■ **Task item**
In this exercise, write out the data word for word and leave every image out.

<<<<

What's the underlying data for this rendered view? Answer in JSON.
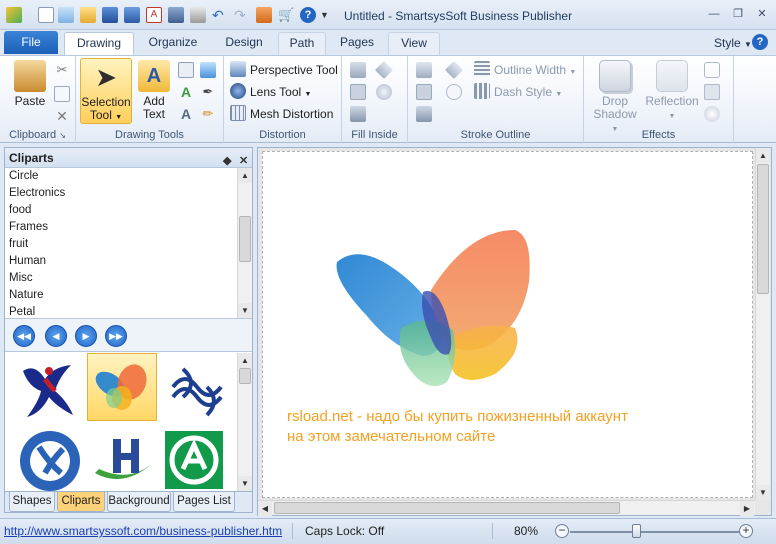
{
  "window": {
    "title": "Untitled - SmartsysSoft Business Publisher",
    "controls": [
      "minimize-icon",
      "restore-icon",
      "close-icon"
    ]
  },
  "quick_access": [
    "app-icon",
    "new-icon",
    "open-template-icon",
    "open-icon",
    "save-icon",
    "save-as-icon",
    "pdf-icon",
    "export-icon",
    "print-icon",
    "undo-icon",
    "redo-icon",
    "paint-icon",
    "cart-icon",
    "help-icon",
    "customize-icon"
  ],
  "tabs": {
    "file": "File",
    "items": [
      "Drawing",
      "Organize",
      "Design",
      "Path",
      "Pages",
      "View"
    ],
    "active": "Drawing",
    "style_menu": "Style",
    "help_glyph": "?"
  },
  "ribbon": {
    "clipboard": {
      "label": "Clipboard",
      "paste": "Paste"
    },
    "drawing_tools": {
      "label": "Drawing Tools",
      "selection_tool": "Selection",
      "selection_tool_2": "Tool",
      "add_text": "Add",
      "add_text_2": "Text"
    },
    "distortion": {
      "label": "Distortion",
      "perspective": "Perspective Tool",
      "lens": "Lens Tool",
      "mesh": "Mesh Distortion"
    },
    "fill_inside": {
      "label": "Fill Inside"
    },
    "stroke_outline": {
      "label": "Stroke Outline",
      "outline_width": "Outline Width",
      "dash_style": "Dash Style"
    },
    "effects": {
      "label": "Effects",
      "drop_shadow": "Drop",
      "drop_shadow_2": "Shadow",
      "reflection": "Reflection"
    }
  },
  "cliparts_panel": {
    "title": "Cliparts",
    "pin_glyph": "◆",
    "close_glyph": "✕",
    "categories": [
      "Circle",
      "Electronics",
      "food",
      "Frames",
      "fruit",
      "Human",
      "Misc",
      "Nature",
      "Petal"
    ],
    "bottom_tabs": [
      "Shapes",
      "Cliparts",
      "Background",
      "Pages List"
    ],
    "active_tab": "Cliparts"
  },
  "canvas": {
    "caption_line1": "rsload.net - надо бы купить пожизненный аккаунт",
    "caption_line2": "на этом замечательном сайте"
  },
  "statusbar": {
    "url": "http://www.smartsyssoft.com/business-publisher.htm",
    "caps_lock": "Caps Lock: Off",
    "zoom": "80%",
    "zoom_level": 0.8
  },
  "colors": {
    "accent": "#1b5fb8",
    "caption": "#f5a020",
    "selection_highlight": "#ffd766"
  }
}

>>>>

■ **Finished exercise**
What's the underlying data for this rendered view? Answer in JSON.
{
  "window": {
    "title": "Untitled - SmartsysSoft Business Publisher",
    "controls": [
      "minimize-icon",
      "restore-icon",
      "close-icon"
    ]
  },
  "quick_access": [
    "app-icon",
    "new-icon",
    "open-template-icon",
    "open-icon",
    "save-icon",
    "save-as-icon",
    "pdf-icon",
    "export-icon",
    "print-icon",
    "undo-icon",
    "redo-icon",
    "paint-icon",
    "cart-icon",
    "help-icon",
    "customize-icon"
  ],
  "tabs": {
    "file": "File",
    "items": [
      "Drawing",
      "Organize",
      "Design",
      "Path",
      "Pages",
      "View"
    ],
    "active": "Drawing",
    "style_menu": "Style",
    "help_glyph": "?"
  },
  "ribbon": {
    "clipboard": {
      "label": "Clipboard",
      "paste": "Paste"
    },
    "drawing_tools": {
      "label": "Drawing Tools",
      "selection_tool": "Selection",
      "selection_tool_2": "Tool",
      "add_text": "Add",
      "add_text_2": "Text"
    },
    "distortion": {
      "label": "Distortion",
      "perspective": "Perspective Tool",
      "lens": "Lens Tool",
      "mesh": "Mesh Distortion"
    },
    "fill_inside": {
      "label": "Fill Inside"
    },
    "stroke_outline": {
      "label": "Stroke Outline",
      "outline_width": "Outline Width",
      "dash_style": "Dash Style"
    },
    "effects": {
      "label": "Effects",
      "drop_shadow": "Drop",
      "drop_shadow_2": "Shadow",
      "reflection": "Reflection"
    }
  },
  "cliparts_panel": {
    "title": "Cliparts",
    "pin_glyph": "◆",
    "close_glyph": "✕",
    "categories": [
      "Circle",
      "Electronics",
      "food",
      "Frames",
      "fruit",
      "Human",
      "Misc",
      "Nature",
      "Petal"
    ],
    "bottom_tabs": [
      "Shapes",
      "Cliparts",
      "Background",
      "Pages List"
    ],
    "active_tab": "Cliparts"
  },
  "canvas": {
    "caption_line1": "rsload.net - надо бы купить пожизненный аккаунт",
    "caption_line2": "на этом замечательном сайте"
  },
  "statusbar": {
    "url": "http://www.smartsyssoft.com/business-publisher.htm",
    "caps_lock": "Caps Lock: Off",
    "zoom": "80%",
    "zoom_level": 0.8
  },
  "colors": {
    "accent": "#1b5fb8",
    "caption": "#f5a020",
    "selection_highlight": "#ffd766"
  }
}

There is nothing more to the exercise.